• improve our own instructional design skills by getting away from the 'more is more' syndrome and exercising selectivity -- Perhaps the Adapt modules would be best used to chunk the MOOC content and to use feedback and branching features in order to differentiate and either accelerate  or scaffold learning. I think one reason many MOOC participants don't complete could be cognitive overload (actual or perceived). Adapt modules could be used to move people more expeditiously through basic content and concept acquisition so they experience success faster and are motivated to stay in.

• incorporate more active learning -- Adapt modules can provide greater scope for interaction with the content which is especially important when interaction with course leaders may be minimal.

• provide thematic or problem-solving opportunities to help 'birds of a feather' find each other -- This could facilitate more peer connections and better focussed social learning.

• create, in combination with another tool such as Diigo, an interactive resources library to which participants can add  -- This would draw on and add value to the wisdom and work of the crowd.

• offer a pre-quiz with feedback (see Paul Welch's Guided Revision video) as a sort of MOOC preview that would show participants how their interests/needs could be met and  new skills/knowledge built  -- This could also be a useful source of data about who's in the course.
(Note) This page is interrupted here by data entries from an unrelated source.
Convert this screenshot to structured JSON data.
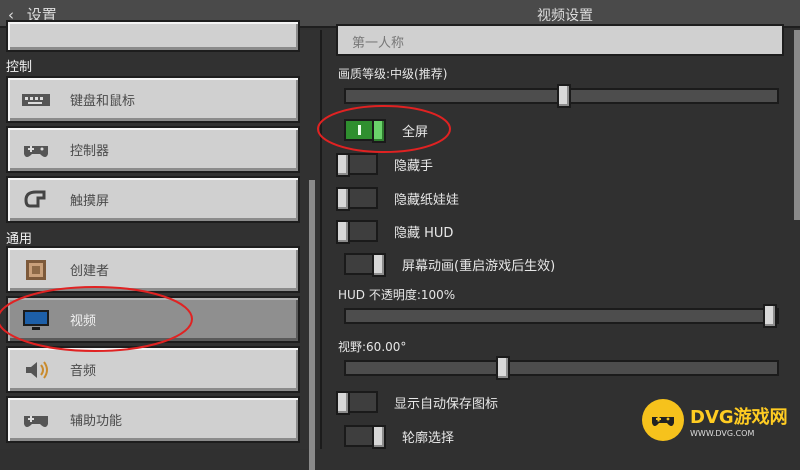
{
  "header": {
    "back_label": "设置",
    "title": "视频设置"
  },
  "sidebar": {
    "sections": [
      {
        "title": "控制"
      },
      {
        "title": "通用"
      }
    ],
    "items": [
      {
        "label": "键盘和鼠标",
        "icon": "keyboard-icon"
      },
      {
        "label": "控制器",
        "icon": "controller-icon"
      },
      {
        "label": "触摸屏",
        "icon": "touch-icon"
      },
      {
        "label": "创建者",
        "icon": "creator-icon"
      },
      {
        "label": "视频",
        "icon": "monitor-icon",
        "active": true
      },
      {
        "label": "音频",
        "icon": "speaker-icon"
      },
      {
        "label": "辅助功能",
        "icon": "accessibility-controller-icon"
      }
    ]
  },
  "settings": {
    "dropdown_value": "第一人称",
    "quality_label": "画质等级:中级(推荐)",
    "quality_value": 0.505,
    "fullscreen": {
      "label": "全屏",
      "on": true
    },
    "hide_hand": {
      "label": "隐藏手",
      "on": false
    },
    "hide_paperdoll": {
      "label": "隐藏纸娃娃",
      "on": false
    },
    "hide_hud": {
      "label": "隐藏 HUD",
      "on": false
    },
    "screen_anim": {
      "label": "屏幕动画(重启游戏后生效)",
      "on": true
    },
    "hud_opacity_label": "HUD 不透明度:100%",
    "hud_opacity_value": 1.0,
    "fov_label": "视野:60.00°",
    "fov_value": 0.36,
    "show_autosave": {
      "label": "显示自动保存图标",
      "on": false
    },
    "outline_select": {
      "label": "轮廓选择",
      "on": true
    }
  },
  "watermark": {
    "brand": "DVG游戏网",
    "url": "WWW.DVG.COM"
  },
  "colors": {
    "toggle_on": "#2f8f2f",
    "panel": "#303030",
    "button": "#d0d0d0"
  }
}
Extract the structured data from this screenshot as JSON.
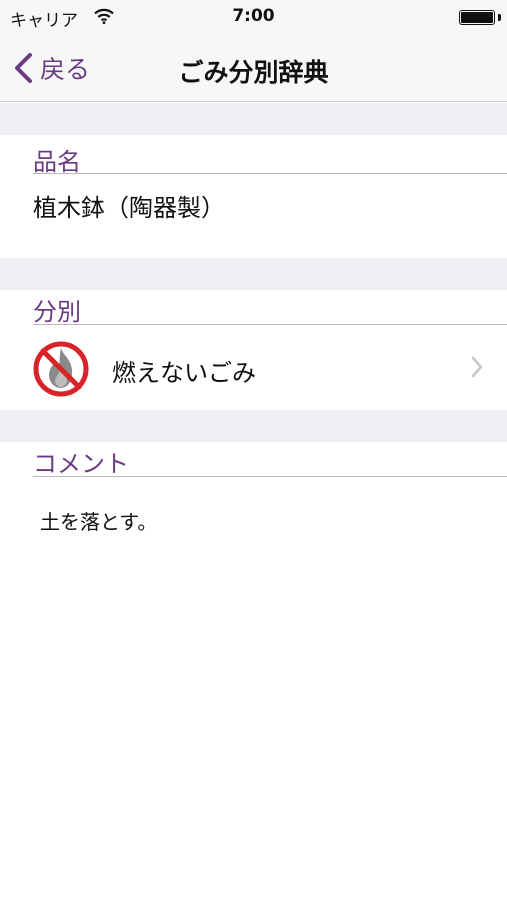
{
  "status_bar": {
    "carrier": "キャリア",
    "time": "7:00"
  },
  "nav": {
    "back_label": "戻る",
    "title": "ごみ分別辞典"
  },
  "sections": {
    "name": {
      "header": "品名",
      "value": "植木鉢（陶器製）"
    },
    "category": {
      "header": "分別",
      "value": "燃えないごみ",
      "icon": "non-burnable-icon"
    },
    "comment": {
      "header": "コメント",
      "value": "土を落とす。"
    }
  },
  "colors": {
    "accent": "#6a3a84",
    "prohibition_red": "#d9232a",
    "separator": "#efeff4"
  }
}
• develop different templates (reusable block combinations) for different kinds of activities to make navigation mire routine and help learners concentrate on content/concept learning and higher order task demands -- Having one pattern for content presentation & fundamentals mastery, another for problem-solving activities, etc. can give learners confidence in the overall organization of the course and in their ability to finish. Also once they've learned the navigation while doing easier stuff, one can crank up the level of difficulty & thinking required to be successful because learners don't have to devote any cognitive load to figuring out how the modules work.

Please note: this is mostly speculation on my part, but it's tempered with 2 years' experience as an online learner at the Master's level and several years's worth of rethinking my own strengths and weaknesses as an educator after a career if over 30 years. I'm in the process of creating a collection of basic skills apps for adults going back to school and for at-risk high school students. I'm starting with fractions.

The trick I'm trying to learn is how to balance meeting many learners' desire for brevity with what the learning sciences people now know makes for deeper understanding and longer recall: eg. breaking misconceptions fast & irrevocably, incorporating 'desirable difficulties', using the 'testing effect' to advantage, slowing the pace, and more.

How do I set up my apps so learners are both empowered to self-personalize (i.e. do what they want to do and get what they think they need) and are also motivated to go beyond simply meeting immediate needs (i.e. do more of what I want them to do) because I know it will foster more enduring and deeper learning so the skills and concepts can be applied skillfully and insightfully in other contexts and at higher levels?

[Resources I like to follow in next post]